The stock response for justifying private, confidential closed door discussions is the information is commercially sensitive, which occasionally rings true, but more often than not in my experience it’s simply an excuse to exclude the public or other interested parties.   I doubt very much they are discussing balance sheets, debt loadings etc, most of which is freely available anyway.   I am sure if there was some commercial sensitivity (which I doubt) they could have had the MIEG involved on the basis that all such discussions are to remain confidential, at least you would then have some input from our defacto representation.

The reason I write these articles is to hopefully make others think seriously about it all and perhaps do something, not sure if I am succeeding in this regard!  But I also believe that expressing your ideas in public as opposed to a mate or neighbour provides more chance of someone developing that idea or tweaking it or coming up with something altogether better because they have turned their mind to it.  Who knows what might come from it, but this is a lot less likely with private closed door discussions.
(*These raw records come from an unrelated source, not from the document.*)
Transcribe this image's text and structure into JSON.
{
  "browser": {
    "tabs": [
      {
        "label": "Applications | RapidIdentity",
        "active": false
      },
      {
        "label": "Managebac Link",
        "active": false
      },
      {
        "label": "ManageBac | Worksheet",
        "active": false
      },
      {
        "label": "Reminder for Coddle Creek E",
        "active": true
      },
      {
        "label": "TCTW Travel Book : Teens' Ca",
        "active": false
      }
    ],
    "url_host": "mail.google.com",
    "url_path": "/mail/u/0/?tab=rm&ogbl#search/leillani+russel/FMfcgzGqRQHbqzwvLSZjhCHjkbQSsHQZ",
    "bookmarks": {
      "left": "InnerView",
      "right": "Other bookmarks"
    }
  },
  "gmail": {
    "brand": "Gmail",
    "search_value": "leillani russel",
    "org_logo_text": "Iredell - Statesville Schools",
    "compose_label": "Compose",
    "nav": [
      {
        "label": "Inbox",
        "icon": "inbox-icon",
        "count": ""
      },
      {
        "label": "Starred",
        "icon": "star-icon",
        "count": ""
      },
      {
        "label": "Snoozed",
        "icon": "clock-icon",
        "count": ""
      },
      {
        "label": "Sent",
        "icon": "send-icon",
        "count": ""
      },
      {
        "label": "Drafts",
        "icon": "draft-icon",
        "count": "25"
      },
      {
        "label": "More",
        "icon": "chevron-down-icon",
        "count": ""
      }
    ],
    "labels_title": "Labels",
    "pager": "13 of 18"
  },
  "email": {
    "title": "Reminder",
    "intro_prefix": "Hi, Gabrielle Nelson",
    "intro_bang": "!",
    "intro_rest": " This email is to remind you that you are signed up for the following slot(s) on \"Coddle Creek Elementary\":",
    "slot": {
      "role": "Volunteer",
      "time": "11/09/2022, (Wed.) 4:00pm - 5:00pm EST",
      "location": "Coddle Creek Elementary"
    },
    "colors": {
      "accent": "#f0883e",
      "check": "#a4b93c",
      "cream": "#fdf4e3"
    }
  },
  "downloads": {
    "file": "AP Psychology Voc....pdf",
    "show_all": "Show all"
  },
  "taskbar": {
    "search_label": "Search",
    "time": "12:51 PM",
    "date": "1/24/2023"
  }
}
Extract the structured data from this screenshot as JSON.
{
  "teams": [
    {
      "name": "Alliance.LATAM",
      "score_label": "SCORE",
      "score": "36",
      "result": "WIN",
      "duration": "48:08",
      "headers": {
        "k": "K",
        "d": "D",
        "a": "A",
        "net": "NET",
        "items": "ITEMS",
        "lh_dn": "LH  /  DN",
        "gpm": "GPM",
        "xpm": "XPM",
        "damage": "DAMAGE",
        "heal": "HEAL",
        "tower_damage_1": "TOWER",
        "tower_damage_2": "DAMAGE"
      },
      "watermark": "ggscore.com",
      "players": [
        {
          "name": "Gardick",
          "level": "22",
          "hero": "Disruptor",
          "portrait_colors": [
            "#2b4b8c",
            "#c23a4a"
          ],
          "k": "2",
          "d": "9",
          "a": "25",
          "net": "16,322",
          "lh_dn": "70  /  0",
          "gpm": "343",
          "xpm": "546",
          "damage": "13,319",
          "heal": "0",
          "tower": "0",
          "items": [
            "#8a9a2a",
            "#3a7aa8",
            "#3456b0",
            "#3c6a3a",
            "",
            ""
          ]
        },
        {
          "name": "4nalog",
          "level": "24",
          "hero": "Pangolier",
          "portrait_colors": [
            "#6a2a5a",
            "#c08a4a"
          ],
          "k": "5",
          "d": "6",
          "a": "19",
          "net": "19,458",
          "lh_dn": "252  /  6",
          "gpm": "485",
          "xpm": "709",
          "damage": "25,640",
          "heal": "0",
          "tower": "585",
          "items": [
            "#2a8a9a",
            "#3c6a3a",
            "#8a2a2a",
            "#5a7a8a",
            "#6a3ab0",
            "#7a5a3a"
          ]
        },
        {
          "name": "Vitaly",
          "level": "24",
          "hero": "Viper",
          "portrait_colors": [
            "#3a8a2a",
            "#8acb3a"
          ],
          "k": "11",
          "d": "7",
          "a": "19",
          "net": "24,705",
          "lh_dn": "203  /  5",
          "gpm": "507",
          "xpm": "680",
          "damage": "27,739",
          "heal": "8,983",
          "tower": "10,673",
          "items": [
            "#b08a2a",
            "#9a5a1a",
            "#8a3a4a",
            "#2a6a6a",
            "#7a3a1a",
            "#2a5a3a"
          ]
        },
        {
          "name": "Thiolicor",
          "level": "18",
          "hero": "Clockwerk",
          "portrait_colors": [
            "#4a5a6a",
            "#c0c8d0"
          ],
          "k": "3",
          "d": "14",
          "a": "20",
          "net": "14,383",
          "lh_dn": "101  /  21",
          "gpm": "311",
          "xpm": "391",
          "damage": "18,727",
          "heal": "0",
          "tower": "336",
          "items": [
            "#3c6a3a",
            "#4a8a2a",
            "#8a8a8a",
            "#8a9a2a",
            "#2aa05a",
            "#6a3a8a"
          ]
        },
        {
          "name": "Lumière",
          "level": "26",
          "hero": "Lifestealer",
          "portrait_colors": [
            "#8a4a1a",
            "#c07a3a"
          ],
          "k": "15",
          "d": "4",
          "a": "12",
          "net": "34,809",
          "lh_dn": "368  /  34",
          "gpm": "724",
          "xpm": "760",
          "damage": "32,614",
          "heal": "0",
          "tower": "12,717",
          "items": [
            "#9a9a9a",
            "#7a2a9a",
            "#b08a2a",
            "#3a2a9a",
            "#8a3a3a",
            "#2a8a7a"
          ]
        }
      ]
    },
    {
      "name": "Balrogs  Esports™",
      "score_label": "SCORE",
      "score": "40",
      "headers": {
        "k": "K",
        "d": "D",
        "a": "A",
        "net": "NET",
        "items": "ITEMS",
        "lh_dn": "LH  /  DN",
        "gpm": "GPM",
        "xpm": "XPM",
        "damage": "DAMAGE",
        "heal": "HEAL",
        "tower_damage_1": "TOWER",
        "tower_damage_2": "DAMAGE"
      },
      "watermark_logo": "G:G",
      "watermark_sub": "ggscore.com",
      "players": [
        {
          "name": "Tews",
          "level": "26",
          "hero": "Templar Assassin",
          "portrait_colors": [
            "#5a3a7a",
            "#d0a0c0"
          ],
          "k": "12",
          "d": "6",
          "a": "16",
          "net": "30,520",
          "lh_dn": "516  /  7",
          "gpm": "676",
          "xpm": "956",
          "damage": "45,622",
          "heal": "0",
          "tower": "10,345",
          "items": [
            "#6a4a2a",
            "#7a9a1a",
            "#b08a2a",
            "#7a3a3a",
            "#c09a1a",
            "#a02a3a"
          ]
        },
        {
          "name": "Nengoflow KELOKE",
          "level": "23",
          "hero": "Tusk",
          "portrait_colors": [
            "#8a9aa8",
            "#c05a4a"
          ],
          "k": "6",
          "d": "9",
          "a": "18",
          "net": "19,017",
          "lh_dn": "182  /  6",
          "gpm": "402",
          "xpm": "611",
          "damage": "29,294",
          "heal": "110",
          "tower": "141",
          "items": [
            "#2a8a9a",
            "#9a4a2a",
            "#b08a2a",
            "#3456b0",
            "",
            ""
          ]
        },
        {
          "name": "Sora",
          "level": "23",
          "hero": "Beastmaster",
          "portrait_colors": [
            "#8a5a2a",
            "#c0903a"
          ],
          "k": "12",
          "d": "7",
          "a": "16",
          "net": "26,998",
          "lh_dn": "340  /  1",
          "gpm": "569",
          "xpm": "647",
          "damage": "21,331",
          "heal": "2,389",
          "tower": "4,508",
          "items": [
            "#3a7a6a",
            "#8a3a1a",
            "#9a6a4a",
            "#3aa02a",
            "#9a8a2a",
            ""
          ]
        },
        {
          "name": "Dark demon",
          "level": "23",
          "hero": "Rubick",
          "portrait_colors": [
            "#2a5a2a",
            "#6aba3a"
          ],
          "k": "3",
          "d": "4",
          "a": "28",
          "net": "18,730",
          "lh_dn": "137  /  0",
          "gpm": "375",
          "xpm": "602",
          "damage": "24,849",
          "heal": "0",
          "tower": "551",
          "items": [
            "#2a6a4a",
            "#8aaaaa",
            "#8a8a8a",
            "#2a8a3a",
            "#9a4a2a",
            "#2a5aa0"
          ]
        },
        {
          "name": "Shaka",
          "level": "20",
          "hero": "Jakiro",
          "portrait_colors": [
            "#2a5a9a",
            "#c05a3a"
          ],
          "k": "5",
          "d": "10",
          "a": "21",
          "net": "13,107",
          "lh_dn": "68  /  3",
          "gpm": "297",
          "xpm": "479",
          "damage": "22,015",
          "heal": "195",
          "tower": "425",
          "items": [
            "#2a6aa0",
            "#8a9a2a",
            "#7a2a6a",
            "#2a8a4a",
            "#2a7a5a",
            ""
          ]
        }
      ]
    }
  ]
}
One final thing; the tradable slaughter rights that people keep talking about was an idea developed decades ago to address capacity issues.  I have the original 70 or 80 page report and have admittedly only read the executive summary, but its purpose was to address and discourage the development of excess processing capacity, it does not address procurement issues at all, in fact the report actually promotes competition at the gate.    Deciding the correct level is apparently incredibly difficult, if too high or too low it has no effect whatsoever and as I said moreover it does nothing to solve the procurement problem we have.   Procurement and in particular the way it is done is admittedly just one problem we have, but I believe it is the first one that must be remedied if we are to turn things around, the eternal optimist (which incidentally is not me at the moment) would like to think that if we can sort out the meat industry, we actually may grow sheep numbers again as it will be profitable and accordingly in years to come we may need the current excess capacity!